The UK has provided one of the instruments on SMART-1. The tiny Compact Imaging X-ray Spectrometer (D-CIXS), built at Rutherford Appleton Laboratory, will study the composition of the Moon's surface by making the first global X-ray survey.
ESA Web site: http://sci.esa.int/smart1PPARC press release: http://www.pparc.ac.uk/Nw/Press/SMART_1.asp
15 - 20 NOVEMBER: LEONID METEORS
Between 1999 and 2002, the Leonids produced some spectacular meteor storms. Last year, the number of Leonid meteors dropped considerably, and further storms must be considered unlikely in the next few years. Nevertheless, the Leonids are well worth looking out for this year, especially since the sky should be dark in the absence of the Moon.
The meteors are associated with dust ejected by comet 55P/Tempel-Tuttle, which last passed close to the Sun in 1998. The particles enter the upper atmosphere at very high speed and burn up, often leaving behind lingering ionisation trails. They appear to emanate from the "Sickle" of Leo, which rises above the eastern horizon after 23:00.
British Astronomical Society: http://www.britastro.com/meteor/
23-25 NOVEMBER 2004: 4TH EUROPEAN WORKSHOP ON EXO/ASTROBIOLOGY
The Open University in Milton Keynes will be hosting the 4th European workshop on Exo/Astrobiology, with speakers from the United States, Russia and many European countries. The theme of this workshop is "Life in Extreme Environments", but there will also be sessions on exoplanets, the search for life (past and present) on other planets, extreme adaptations of life on Earth, and prebiotic chemistry.
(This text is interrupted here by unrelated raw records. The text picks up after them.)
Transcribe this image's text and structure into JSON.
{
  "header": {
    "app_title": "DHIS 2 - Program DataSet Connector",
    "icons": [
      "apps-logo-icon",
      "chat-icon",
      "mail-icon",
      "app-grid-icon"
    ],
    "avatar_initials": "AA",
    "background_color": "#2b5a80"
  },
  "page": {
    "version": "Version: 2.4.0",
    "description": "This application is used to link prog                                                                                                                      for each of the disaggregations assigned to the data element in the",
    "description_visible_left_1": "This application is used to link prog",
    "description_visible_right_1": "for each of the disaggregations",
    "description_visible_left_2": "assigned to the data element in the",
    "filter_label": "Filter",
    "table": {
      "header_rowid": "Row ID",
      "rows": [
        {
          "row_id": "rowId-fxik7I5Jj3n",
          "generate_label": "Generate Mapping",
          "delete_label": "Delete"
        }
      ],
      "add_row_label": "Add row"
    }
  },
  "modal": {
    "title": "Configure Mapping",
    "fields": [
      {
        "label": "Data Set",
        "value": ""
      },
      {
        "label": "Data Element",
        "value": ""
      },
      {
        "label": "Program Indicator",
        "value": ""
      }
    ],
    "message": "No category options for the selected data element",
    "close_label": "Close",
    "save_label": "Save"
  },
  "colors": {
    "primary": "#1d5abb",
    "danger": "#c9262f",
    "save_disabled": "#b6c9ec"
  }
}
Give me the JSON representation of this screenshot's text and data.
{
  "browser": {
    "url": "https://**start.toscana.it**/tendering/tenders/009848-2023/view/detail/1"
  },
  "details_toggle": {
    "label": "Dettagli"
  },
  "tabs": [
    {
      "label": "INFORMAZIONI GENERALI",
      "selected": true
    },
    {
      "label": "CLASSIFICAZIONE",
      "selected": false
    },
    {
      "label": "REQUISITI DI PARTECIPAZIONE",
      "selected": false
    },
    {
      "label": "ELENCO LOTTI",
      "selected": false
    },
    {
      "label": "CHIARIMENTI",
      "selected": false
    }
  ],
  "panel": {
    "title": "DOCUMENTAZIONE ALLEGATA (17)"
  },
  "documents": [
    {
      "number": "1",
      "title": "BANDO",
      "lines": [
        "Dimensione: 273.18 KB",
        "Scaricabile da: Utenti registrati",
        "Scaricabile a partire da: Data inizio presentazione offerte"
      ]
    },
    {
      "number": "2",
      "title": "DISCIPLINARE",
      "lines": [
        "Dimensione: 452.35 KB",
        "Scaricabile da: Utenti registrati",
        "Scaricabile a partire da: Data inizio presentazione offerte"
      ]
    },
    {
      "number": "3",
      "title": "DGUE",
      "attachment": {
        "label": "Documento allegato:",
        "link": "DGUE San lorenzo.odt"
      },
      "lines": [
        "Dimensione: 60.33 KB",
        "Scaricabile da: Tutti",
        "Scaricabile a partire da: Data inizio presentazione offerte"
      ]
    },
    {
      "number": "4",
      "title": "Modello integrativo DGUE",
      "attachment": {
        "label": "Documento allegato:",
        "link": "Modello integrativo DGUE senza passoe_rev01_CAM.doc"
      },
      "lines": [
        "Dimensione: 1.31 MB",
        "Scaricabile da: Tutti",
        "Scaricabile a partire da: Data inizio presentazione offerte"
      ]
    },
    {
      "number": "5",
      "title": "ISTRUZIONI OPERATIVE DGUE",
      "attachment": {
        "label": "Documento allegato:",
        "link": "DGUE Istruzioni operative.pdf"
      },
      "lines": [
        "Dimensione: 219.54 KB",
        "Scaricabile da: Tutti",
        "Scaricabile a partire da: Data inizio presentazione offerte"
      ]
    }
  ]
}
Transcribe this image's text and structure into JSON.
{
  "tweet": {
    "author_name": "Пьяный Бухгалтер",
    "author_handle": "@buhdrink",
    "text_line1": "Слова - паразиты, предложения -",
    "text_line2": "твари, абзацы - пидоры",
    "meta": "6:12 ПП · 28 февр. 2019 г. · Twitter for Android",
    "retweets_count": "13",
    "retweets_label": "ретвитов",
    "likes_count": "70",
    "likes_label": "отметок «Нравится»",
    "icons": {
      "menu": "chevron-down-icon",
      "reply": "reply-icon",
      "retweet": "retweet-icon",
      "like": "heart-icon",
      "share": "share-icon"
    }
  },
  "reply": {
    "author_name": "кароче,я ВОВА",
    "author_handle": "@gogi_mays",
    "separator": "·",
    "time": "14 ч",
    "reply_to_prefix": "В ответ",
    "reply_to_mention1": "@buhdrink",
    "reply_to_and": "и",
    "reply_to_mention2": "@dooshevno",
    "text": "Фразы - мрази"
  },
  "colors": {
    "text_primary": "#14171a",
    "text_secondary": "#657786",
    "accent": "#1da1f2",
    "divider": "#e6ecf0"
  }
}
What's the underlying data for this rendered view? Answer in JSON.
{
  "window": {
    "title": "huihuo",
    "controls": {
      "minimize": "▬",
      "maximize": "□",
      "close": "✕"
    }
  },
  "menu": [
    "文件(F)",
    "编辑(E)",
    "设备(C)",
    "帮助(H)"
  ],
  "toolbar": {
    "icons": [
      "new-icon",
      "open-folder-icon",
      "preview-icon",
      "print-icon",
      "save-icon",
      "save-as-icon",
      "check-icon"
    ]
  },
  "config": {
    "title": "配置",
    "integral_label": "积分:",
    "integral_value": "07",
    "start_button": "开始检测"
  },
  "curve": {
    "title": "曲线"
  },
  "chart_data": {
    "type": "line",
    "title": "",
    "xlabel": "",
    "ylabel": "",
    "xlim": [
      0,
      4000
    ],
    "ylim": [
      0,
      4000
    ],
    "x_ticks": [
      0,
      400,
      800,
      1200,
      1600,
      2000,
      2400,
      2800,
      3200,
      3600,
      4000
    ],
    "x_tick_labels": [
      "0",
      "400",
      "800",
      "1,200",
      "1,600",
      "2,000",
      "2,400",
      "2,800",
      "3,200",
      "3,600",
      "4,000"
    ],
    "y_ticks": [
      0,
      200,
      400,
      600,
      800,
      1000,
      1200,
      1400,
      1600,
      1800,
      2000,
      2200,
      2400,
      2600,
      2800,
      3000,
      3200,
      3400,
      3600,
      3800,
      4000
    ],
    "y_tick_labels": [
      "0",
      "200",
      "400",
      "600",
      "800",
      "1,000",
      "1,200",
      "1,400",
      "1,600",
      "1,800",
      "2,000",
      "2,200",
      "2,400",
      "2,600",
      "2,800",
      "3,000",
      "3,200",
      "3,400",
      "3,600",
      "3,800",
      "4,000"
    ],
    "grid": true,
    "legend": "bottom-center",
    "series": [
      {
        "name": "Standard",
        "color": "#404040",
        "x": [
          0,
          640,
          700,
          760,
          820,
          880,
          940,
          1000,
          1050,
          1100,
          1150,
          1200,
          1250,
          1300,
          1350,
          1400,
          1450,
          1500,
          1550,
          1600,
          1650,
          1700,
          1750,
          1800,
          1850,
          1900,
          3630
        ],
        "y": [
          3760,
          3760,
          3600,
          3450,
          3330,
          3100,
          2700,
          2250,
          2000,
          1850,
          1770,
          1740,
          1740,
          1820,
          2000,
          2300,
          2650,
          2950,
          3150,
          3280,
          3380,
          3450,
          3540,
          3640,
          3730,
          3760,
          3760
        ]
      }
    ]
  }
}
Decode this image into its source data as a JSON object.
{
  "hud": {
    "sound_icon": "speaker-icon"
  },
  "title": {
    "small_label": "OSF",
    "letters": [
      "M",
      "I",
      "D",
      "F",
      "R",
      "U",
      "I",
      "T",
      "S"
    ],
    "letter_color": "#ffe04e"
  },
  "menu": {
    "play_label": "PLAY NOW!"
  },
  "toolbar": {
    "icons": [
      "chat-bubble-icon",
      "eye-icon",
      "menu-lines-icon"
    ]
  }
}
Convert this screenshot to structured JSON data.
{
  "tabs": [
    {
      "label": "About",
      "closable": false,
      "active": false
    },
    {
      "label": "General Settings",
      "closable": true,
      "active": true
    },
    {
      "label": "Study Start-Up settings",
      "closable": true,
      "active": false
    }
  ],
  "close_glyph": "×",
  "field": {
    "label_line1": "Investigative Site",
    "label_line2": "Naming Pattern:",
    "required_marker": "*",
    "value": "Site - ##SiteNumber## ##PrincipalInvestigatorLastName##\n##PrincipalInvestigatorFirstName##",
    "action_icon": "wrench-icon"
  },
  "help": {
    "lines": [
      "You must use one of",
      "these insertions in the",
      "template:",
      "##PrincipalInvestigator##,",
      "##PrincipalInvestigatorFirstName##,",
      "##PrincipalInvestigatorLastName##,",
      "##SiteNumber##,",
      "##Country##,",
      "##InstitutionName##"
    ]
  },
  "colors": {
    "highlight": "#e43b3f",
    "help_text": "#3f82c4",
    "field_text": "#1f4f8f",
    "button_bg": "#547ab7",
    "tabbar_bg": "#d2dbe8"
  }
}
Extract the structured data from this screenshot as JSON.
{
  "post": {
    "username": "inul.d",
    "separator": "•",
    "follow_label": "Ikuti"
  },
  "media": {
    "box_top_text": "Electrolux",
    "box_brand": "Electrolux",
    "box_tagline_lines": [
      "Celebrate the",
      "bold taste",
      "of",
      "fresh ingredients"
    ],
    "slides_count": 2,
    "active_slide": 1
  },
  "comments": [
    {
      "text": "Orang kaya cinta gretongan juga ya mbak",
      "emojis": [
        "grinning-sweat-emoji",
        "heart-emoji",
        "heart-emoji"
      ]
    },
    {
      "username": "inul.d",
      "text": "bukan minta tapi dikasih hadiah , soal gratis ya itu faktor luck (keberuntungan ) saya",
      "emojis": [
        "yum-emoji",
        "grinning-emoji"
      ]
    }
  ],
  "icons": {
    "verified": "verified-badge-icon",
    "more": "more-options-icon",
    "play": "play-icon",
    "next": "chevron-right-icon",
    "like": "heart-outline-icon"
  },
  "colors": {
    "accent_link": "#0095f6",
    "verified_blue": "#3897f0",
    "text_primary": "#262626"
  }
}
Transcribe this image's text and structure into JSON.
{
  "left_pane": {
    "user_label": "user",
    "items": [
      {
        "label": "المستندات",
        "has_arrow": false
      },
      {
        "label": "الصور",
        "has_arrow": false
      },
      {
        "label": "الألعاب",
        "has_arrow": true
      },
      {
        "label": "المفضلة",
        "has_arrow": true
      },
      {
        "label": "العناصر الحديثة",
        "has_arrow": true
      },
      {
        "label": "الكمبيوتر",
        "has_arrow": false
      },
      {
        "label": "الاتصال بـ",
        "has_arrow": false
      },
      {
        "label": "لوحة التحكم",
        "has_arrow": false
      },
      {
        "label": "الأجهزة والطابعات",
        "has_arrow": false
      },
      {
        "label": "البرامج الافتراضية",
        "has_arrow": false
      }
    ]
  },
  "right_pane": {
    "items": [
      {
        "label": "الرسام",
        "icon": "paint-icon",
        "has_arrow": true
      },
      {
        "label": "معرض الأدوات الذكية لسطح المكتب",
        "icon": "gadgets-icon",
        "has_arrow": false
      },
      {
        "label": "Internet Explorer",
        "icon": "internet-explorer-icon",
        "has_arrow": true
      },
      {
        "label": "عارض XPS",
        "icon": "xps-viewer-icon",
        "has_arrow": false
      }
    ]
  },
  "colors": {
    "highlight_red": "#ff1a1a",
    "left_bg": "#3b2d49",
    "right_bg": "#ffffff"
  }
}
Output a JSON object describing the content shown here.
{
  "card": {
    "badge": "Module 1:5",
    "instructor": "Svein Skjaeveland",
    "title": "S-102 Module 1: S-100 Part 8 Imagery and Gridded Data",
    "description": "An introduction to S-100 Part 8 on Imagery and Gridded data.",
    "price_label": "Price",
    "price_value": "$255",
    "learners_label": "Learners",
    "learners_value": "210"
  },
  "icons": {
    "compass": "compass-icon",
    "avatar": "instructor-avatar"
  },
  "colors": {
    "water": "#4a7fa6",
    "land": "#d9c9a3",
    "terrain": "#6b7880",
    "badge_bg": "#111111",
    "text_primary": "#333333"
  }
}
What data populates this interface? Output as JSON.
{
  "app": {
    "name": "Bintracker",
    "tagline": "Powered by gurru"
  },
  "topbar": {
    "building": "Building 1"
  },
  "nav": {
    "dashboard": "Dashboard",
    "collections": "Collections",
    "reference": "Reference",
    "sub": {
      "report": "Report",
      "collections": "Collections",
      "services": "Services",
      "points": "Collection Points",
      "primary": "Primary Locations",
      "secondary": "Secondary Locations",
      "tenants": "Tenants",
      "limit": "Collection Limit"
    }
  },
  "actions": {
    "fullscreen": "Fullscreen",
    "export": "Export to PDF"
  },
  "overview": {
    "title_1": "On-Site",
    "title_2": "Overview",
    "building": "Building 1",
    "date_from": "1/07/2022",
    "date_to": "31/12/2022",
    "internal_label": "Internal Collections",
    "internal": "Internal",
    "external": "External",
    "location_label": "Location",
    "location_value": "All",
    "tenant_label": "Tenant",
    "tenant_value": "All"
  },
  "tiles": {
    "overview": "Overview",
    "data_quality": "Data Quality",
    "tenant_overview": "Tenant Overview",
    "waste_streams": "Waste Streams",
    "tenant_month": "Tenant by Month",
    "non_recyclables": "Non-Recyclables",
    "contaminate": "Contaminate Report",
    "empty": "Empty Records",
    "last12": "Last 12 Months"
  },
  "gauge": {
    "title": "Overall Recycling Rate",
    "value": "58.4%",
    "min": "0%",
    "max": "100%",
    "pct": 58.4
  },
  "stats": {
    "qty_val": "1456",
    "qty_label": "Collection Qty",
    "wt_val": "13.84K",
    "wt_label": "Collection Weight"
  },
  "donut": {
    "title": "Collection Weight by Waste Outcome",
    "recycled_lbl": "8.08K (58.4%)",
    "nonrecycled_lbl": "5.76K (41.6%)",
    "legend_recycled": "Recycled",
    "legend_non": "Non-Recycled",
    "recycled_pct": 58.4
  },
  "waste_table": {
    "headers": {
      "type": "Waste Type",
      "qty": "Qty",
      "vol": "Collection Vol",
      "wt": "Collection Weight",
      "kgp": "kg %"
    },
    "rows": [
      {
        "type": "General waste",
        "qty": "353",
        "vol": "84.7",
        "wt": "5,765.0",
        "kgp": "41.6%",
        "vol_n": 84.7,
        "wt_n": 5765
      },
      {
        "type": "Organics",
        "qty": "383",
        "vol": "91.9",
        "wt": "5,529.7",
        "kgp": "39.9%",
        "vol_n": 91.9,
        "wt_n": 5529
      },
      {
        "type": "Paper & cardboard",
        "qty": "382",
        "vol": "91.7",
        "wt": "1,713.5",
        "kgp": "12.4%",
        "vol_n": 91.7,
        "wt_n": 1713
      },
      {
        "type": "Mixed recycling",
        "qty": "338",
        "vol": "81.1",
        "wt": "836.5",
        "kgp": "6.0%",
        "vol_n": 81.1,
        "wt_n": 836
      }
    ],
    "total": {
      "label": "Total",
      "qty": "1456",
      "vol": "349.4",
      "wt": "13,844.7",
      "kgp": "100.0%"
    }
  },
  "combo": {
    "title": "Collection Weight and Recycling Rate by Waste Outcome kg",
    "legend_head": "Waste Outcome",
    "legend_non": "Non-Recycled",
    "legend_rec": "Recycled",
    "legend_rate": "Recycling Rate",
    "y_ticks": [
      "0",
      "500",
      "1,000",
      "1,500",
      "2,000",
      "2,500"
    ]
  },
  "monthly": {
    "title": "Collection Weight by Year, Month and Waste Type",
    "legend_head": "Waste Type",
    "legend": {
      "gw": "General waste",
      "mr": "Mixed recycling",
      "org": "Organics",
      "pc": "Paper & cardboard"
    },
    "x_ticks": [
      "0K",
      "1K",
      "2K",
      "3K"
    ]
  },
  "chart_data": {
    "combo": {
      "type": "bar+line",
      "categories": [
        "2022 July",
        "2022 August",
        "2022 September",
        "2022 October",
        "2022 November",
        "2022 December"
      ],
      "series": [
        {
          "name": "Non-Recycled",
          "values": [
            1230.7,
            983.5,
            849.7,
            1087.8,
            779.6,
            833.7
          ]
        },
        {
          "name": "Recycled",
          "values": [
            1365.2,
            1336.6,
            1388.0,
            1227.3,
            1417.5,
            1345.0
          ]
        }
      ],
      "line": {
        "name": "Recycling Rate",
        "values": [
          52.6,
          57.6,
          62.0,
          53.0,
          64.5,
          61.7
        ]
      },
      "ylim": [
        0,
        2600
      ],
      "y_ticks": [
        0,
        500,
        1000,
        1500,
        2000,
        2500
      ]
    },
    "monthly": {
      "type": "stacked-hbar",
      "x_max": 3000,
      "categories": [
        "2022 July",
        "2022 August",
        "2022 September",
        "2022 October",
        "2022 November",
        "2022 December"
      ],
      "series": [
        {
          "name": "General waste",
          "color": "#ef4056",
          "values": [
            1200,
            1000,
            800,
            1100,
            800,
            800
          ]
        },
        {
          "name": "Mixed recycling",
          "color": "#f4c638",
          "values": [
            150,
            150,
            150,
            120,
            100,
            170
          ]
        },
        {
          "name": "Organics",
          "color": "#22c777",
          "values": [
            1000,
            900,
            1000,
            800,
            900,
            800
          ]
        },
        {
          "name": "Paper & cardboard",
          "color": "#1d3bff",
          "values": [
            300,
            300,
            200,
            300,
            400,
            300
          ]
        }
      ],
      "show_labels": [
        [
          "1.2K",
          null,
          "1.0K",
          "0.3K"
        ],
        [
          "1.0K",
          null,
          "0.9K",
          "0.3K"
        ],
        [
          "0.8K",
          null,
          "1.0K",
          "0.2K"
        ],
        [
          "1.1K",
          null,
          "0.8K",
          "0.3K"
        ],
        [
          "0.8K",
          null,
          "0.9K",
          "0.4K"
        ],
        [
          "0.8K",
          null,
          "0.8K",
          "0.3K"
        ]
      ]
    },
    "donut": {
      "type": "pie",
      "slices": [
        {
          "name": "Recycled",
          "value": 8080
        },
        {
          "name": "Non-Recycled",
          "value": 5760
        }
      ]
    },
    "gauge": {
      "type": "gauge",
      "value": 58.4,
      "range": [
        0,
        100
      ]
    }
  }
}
Further information: http://physics.open.ac.uk/eana/intro.htm
Date: 30th October 2004
Issued by Peter Bond, RAS Communications Officer.